## What is being asked
Identify all lines below that hold "title" and collect them.

***

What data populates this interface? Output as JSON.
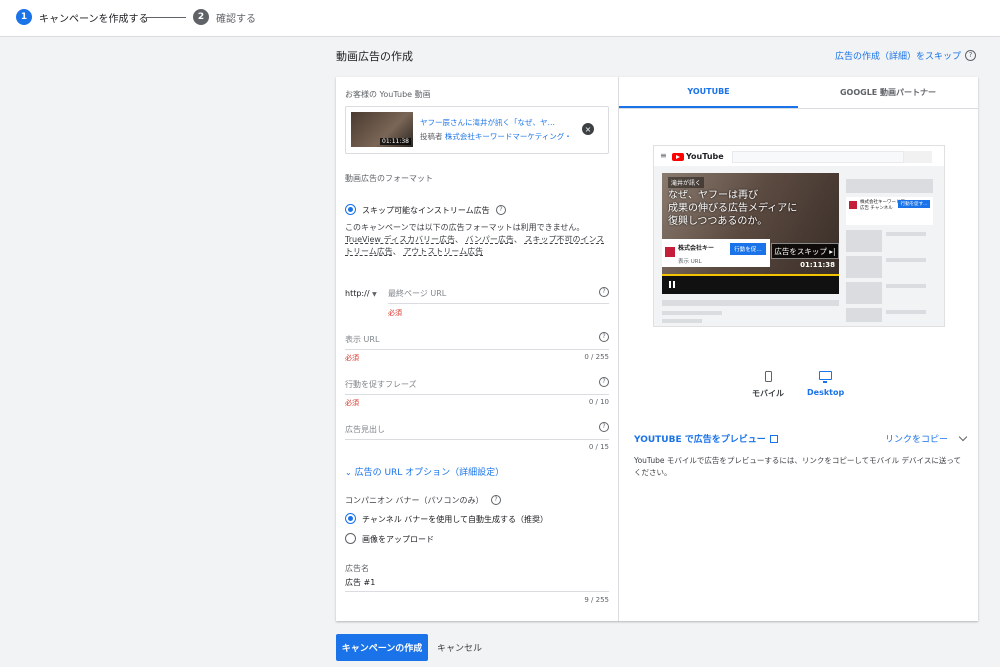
{
  "steps": [
    {
      "num": "1",
      "label": "キャンペーンを作成する"
    },
    {
      "num": "2",
      "label": "確認する"
    }
  ],
  "page": {
    "title": "動画広告の作成",
    "skip_link": "広告の作成（詳細）をスキップ"
  },
  "video": {
    "section_label": "お客様の YouTube 動画",
    "title": "ヤフー辰さんに滝井が訊く「なぜ、ヤ…",
    "by_label": "投稿者",
    "channel": "株式会社キーワードマーケティング・",
    "duration": "01:11:38"
  },
  "format": {
    "label": "動画広告のフォーマット",
    "selected": "スキップ可能なインストリーム広告",
    "desc_prefix": "このキャンペーンでは以下の広告フォーマットは利用できません。",
    "fmt1": "TrueView ディスカバリー広告",
    "fmt2": "バンパー広告",
    "fmt3": "スキップ不可のインストリーム広告",
    "fmt4": "アウトストリーム広告"
  },
  "fields": {
    "protocol": "http://",
    "final_url_placeholder": "最終ページ URL",
    "final_url_error": "必須",
    "display_url_placeholder": "表示 URL",
    "display_url_error": "必須",
    "display_url_count": "0 / 255",
    "cta_placeholder": "行動を促すフレーズ",
    "cta_error": "必須",
    "cta_count": "0 / 10",
    "headline_placeholder": "広告見出し",
    "headline_count": "0 / 15"
  },
  "url_options": "広告の URL オプション（詳細設定）",
  "banner": {
    "label": "コンパニオン バナー（パソコンのみ）",
    "option1": "チャンネル バナーを使用して自動生成する（推奨）",
    "option2": "画像をアップロード"
  },
  "ad_name": {
    "label": "広告名",
    "value": "広告 #1",
    "count": "9 / 255"
  },
  "tabs": [
    {
      "label": "YOUTUBE"
    },
    {
      "label": "GOOGLE 動画パートナー"
    }
  ],
  "preview": {
    "logo": "YouTube",
    "tag": "滝井が訊く",
    "overlay_line1": "なぜ、ヤフーは再び",
    "overlay_line2": "成果の伸びる広告メディアに",
    "overlay_line3": "復興しつつあるのか。",
    "ad_channel": "株式会社キー",
    "ad_url": "表示 URL",
    "cta": "行動を促…",
    "skip": "広告をスキップ",
    "duration": "01:11:38",
    "side_channel_line1": "株式会社キーワードマー",
    "side_channel_line2": "広告 チャンネル",
    "side_cta": "行動を促す..."
  },
  "devices": {
    "mobile": "モバイル",
    "desktop": "Desktop"
  },
  "share": {
    "preview_on_youtube": "YOUTUBE で広告をプレビュー",
    "copy_link": "リンクをコピー",
    "note": "YouTube モバイルで広告をプレビューするには、リンクをコピーしてモバイル デバイスに送ってください。"
  },
  "footer": {
    "create": "キャンペーンの作成",
    "cancel": "キャンセル"
  },
  "colors": {
    "accent": "#1a73e8",
    "error": "#d93025",
    "youtube_red": "#ff0000"
  }
}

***

## Written solution
    "title": "動画広告の作成",
    "title": "ヤフー辰さんに滝井が訊く「なぜ、ヤ…",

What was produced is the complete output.